= PROBLEM DESCRIPTION =
The word "With" appears in some lines of the records below; state how many lines, and nothing else.

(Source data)
- - -

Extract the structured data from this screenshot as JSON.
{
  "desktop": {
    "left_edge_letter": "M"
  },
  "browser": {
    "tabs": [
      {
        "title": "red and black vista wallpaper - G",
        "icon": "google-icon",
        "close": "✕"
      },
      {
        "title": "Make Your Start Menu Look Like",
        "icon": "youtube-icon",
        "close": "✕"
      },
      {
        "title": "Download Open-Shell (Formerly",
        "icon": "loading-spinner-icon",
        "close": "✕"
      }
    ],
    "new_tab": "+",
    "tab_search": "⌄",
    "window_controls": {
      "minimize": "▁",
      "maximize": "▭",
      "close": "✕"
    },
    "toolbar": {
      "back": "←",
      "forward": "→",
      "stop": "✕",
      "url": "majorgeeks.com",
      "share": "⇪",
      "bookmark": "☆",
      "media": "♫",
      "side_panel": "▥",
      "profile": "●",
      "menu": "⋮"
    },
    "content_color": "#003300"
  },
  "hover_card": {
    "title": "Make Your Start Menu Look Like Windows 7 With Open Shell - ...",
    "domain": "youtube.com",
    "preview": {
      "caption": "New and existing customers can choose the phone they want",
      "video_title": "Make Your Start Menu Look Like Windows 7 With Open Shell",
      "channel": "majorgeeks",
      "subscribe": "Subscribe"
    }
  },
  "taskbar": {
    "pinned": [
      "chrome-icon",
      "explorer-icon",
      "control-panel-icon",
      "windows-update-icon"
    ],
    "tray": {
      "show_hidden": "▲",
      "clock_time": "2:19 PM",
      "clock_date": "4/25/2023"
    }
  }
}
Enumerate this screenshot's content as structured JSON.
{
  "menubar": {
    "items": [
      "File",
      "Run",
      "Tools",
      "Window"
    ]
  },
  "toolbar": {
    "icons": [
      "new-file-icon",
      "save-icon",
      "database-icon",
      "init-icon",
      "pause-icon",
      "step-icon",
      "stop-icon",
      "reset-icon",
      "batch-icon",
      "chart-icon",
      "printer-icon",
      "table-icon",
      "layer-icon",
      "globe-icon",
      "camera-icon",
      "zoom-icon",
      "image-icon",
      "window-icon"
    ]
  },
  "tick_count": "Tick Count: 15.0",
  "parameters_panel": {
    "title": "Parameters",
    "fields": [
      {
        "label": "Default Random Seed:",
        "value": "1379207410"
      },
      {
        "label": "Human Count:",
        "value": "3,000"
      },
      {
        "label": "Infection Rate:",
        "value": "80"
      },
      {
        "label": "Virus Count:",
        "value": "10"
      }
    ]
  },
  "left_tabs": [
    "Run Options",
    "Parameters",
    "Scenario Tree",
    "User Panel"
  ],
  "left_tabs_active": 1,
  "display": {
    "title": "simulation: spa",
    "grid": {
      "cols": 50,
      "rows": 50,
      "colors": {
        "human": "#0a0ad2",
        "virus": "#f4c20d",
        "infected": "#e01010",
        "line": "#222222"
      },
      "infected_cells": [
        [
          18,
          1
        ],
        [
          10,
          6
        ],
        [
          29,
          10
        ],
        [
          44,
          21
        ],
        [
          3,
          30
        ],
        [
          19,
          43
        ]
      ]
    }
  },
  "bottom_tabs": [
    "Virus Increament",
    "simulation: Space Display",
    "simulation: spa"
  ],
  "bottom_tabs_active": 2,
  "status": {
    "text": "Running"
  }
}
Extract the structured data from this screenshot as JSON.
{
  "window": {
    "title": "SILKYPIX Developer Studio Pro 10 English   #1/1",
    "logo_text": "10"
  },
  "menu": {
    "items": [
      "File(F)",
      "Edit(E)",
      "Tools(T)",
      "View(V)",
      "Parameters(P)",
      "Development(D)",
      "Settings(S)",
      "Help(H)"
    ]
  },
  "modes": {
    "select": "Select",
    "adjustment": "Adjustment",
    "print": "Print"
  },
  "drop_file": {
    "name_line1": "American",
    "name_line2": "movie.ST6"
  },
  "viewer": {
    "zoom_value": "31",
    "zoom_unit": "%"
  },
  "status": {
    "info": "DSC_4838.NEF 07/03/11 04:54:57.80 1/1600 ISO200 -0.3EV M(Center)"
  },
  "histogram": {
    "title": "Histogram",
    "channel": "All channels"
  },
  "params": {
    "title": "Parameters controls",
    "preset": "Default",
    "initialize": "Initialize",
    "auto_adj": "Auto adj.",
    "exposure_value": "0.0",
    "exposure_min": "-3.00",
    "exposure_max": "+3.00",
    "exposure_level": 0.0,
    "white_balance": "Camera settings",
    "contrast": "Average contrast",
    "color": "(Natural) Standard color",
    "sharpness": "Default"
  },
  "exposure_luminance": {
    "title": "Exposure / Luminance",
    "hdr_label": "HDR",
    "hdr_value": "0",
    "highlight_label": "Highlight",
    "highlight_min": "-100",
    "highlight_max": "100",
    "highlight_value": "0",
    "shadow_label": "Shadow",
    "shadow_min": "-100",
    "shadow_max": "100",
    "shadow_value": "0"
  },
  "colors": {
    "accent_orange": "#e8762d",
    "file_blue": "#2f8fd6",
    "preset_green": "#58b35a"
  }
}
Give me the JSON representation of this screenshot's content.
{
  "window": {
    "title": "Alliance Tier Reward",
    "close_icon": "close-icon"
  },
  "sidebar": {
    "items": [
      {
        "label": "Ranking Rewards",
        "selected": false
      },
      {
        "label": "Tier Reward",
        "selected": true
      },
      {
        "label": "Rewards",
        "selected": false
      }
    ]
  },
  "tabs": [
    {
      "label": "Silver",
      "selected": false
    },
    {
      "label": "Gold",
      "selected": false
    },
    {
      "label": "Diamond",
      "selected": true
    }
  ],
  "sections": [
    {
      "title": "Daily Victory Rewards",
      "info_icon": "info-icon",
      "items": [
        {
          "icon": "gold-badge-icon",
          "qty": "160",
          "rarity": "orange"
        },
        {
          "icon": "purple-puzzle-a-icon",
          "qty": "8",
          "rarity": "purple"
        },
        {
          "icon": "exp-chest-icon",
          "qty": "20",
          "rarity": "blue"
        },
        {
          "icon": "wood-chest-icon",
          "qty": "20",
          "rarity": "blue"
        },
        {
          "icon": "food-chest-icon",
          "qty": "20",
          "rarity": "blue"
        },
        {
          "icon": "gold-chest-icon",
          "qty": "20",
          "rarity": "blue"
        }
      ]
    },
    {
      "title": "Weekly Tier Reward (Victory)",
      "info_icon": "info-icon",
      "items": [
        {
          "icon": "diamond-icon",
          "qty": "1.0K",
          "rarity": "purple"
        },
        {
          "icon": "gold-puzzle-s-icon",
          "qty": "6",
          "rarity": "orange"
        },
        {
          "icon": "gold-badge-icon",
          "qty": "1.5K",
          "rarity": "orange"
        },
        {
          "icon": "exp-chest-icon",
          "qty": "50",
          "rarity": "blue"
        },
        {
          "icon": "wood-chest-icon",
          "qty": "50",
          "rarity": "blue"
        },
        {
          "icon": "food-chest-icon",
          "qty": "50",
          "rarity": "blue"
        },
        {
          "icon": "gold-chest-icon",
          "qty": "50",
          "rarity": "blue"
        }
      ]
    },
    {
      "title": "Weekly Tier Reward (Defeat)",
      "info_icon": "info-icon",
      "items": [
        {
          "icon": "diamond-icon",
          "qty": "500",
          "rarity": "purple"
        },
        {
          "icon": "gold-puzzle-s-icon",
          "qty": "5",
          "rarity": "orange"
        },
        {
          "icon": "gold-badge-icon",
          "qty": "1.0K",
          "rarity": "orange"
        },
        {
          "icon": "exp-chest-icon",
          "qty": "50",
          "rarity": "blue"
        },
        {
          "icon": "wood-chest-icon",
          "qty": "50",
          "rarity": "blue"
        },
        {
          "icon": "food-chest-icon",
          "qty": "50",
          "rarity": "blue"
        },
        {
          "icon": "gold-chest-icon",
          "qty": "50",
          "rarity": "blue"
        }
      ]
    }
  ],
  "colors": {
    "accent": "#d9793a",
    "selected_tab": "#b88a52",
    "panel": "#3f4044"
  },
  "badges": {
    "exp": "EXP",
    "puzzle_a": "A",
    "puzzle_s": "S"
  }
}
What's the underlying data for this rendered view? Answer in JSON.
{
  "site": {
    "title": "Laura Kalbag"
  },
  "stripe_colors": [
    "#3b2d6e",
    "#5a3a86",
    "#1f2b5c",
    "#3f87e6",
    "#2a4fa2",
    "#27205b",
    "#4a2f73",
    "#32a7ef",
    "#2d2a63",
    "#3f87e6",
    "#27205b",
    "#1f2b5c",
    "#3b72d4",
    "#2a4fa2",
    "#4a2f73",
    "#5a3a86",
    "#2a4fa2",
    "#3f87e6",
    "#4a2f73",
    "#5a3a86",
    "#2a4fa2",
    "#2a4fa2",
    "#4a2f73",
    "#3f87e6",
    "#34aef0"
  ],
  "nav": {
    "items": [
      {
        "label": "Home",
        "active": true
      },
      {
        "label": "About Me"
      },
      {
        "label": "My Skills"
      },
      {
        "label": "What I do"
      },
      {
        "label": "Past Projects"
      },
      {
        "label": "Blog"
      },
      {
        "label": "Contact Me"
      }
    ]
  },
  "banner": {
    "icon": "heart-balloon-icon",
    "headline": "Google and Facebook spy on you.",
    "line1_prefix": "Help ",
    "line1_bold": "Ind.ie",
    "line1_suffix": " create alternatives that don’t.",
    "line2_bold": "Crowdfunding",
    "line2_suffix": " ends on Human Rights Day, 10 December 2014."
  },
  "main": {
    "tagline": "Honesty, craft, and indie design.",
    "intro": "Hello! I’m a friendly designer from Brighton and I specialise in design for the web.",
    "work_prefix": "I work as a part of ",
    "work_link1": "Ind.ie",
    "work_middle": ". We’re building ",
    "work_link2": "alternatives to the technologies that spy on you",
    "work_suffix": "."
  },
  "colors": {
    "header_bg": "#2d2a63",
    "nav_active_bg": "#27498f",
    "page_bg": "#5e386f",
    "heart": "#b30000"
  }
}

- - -

= EXERCISE RESPONSE =
2